[RECORDS FOR THIS TASK Boundary: Start]

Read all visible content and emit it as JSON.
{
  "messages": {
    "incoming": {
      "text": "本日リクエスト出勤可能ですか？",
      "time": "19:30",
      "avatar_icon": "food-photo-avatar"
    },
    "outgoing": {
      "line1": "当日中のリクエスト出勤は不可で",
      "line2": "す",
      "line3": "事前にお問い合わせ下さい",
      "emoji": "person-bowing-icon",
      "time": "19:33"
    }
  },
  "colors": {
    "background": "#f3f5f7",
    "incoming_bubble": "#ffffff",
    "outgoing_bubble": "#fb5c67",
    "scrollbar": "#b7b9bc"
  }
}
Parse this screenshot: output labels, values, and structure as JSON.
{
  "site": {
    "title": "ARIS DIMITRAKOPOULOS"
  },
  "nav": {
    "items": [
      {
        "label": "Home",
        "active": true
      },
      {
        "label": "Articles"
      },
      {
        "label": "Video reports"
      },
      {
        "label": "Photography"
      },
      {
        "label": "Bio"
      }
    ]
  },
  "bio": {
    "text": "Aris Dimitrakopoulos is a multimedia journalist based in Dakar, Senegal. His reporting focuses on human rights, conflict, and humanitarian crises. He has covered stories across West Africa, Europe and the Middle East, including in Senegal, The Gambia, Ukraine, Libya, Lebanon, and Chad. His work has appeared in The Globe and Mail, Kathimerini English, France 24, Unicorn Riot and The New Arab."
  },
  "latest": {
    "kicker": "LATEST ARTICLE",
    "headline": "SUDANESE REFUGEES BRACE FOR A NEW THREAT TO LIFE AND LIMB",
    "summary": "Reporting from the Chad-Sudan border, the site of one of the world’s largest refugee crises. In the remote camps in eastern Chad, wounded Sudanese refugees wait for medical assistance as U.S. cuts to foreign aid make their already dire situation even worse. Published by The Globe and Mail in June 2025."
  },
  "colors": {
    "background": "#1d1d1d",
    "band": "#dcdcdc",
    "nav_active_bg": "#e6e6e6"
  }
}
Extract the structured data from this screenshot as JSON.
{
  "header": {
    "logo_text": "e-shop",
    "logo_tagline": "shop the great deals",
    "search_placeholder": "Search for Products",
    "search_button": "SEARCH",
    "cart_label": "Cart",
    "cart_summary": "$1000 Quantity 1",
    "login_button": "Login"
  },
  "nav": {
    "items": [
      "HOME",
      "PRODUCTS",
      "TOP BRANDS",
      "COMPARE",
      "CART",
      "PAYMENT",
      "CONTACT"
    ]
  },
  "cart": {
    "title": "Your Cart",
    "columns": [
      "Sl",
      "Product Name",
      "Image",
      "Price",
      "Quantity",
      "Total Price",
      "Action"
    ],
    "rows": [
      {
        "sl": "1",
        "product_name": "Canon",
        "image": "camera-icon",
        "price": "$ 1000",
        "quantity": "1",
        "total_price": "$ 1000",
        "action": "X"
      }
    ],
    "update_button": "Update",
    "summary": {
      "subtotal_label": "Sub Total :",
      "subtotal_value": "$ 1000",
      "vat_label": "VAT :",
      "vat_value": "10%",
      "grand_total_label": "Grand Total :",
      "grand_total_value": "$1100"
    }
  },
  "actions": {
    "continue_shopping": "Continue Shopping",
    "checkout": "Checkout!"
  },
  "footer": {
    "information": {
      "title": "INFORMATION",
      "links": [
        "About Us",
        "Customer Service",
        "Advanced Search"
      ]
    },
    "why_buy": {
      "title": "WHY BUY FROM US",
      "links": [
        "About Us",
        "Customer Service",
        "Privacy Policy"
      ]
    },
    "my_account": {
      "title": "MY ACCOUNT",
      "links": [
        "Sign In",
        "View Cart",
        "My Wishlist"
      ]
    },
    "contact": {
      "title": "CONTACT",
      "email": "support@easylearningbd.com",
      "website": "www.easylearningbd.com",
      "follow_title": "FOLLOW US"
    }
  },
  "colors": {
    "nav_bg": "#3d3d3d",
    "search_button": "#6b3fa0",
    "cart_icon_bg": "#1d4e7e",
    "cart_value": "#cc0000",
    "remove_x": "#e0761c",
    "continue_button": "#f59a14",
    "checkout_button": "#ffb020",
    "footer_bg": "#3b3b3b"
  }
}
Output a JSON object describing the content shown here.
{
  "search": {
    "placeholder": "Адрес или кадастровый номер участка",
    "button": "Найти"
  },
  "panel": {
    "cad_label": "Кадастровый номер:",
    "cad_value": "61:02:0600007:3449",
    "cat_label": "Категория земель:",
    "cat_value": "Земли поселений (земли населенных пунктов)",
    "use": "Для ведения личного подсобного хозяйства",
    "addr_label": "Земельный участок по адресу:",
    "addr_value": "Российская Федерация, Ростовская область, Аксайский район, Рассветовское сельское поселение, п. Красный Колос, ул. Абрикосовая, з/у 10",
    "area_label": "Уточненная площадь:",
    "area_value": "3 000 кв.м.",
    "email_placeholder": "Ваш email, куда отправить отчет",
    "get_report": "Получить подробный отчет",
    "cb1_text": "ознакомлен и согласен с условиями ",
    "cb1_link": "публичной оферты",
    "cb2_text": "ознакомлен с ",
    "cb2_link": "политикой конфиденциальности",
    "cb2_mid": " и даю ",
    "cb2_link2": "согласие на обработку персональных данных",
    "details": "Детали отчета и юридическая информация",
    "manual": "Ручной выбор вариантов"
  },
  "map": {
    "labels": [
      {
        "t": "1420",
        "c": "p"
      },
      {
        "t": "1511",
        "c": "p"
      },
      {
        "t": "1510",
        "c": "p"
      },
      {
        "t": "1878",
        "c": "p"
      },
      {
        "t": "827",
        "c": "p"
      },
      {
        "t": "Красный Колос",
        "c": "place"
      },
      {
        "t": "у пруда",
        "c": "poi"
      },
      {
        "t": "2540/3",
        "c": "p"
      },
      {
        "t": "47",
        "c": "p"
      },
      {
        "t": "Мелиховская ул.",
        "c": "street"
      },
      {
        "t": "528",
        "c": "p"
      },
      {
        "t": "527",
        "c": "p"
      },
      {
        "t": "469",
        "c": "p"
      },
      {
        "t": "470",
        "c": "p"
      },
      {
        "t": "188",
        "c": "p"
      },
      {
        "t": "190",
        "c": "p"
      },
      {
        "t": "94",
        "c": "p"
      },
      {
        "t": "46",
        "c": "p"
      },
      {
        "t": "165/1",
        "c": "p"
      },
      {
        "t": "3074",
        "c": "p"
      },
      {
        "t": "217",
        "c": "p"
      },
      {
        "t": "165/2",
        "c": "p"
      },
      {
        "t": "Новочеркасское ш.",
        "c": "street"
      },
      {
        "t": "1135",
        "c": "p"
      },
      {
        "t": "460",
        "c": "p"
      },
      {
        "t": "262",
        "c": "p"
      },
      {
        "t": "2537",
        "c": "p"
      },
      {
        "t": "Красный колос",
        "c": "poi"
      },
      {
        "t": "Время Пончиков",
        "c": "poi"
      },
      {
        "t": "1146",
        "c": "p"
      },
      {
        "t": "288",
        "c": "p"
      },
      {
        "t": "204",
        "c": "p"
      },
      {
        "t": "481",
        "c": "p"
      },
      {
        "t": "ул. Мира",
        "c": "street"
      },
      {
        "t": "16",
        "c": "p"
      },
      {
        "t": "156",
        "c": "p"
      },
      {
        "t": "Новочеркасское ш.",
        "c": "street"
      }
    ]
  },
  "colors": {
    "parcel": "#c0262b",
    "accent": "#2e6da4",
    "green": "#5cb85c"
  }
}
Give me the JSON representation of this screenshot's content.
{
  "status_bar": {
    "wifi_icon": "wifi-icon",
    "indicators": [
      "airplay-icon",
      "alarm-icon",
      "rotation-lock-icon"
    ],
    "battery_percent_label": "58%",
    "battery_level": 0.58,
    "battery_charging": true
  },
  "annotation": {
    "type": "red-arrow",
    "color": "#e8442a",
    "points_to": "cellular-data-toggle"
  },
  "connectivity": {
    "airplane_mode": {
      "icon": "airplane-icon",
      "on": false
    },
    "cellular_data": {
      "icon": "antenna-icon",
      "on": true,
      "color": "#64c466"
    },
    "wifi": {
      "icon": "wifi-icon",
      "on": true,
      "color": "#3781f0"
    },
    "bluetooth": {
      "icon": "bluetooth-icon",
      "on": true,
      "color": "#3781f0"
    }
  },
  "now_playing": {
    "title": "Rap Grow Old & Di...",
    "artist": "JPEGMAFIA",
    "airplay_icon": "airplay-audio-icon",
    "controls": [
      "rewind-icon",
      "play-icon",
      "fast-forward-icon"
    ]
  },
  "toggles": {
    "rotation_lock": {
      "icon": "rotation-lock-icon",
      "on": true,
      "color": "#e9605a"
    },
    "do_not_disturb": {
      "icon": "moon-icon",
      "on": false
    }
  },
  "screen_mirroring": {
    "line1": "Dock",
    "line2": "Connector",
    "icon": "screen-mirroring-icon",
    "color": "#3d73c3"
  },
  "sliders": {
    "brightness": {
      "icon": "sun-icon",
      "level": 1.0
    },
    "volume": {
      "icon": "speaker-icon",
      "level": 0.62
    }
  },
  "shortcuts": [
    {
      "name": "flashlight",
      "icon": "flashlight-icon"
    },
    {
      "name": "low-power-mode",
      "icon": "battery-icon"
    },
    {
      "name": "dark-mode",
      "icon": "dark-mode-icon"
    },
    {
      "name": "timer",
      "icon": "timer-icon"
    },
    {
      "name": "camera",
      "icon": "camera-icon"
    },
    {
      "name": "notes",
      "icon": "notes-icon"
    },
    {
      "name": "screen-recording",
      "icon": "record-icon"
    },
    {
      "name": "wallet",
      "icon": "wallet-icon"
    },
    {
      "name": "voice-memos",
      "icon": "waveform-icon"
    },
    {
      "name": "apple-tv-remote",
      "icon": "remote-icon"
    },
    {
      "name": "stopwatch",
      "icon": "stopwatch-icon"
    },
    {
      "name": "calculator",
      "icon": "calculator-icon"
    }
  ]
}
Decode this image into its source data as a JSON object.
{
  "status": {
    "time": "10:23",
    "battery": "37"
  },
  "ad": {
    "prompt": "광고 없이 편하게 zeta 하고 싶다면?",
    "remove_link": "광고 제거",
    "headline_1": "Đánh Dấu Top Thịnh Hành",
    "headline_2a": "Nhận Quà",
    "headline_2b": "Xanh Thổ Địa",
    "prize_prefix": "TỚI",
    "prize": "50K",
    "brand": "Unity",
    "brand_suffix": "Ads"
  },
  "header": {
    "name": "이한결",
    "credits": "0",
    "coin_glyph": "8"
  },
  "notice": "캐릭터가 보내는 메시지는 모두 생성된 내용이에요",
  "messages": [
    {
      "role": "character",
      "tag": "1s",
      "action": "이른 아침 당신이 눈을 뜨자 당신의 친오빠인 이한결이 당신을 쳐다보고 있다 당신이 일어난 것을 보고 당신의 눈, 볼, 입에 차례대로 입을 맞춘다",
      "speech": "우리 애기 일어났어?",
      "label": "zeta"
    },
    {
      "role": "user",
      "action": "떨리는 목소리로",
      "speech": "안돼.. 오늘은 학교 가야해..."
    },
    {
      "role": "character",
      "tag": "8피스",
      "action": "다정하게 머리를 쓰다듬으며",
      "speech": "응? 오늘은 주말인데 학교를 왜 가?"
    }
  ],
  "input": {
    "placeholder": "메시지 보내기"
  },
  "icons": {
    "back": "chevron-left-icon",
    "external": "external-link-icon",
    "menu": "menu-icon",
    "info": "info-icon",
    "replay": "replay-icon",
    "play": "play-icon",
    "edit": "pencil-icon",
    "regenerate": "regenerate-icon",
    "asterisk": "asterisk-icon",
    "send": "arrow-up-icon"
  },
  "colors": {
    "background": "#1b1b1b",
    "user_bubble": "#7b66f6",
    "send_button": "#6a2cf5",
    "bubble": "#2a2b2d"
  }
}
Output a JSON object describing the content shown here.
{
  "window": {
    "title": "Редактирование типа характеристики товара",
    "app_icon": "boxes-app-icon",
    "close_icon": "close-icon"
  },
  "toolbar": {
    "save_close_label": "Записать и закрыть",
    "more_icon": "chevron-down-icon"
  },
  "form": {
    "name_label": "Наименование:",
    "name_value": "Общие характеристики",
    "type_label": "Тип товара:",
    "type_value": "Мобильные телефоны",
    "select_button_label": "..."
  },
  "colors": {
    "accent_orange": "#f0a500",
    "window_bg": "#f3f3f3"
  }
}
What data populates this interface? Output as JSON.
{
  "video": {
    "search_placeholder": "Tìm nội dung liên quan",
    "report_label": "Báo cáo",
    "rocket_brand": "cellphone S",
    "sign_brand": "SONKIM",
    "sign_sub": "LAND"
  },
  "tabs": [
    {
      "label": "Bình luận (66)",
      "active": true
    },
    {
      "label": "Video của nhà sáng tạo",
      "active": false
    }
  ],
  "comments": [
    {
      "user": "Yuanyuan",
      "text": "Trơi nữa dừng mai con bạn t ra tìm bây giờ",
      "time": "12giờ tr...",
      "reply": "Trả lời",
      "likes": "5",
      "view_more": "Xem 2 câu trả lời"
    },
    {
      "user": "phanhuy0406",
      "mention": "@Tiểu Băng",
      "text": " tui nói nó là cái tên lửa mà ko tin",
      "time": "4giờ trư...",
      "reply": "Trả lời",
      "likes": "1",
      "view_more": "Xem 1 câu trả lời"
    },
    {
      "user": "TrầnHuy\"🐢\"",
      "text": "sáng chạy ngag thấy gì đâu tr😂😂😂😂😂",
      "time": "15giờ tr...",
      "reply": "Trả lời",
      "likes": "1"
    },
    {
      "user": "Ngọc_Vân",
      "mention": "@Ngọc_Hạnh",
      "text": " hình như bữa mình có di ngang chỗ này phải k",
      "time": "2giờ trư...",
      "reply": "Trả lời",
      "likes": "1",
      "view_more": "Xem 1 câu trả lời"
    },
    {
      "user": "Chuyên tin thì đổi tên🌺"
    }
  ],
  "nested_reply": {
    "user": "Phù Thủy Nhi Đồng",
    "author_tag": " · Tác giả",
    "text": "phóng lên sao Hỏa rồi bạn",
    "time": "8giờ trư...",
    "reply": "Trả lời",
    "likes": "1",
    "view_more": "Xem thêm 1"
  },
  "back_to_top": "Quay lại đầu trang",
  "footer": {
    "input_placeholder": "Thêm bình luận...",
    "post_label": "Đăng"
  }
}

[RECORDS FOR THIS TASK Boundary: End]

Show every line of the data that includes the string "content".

## ANSWER FOR THIS EXERCISE
Read all visible content and emit it as JSON.
Output a JSON object describing the content shown here.
Give me the JSON representation of this screenshot's content.
Output a JSON object describing the content shown here.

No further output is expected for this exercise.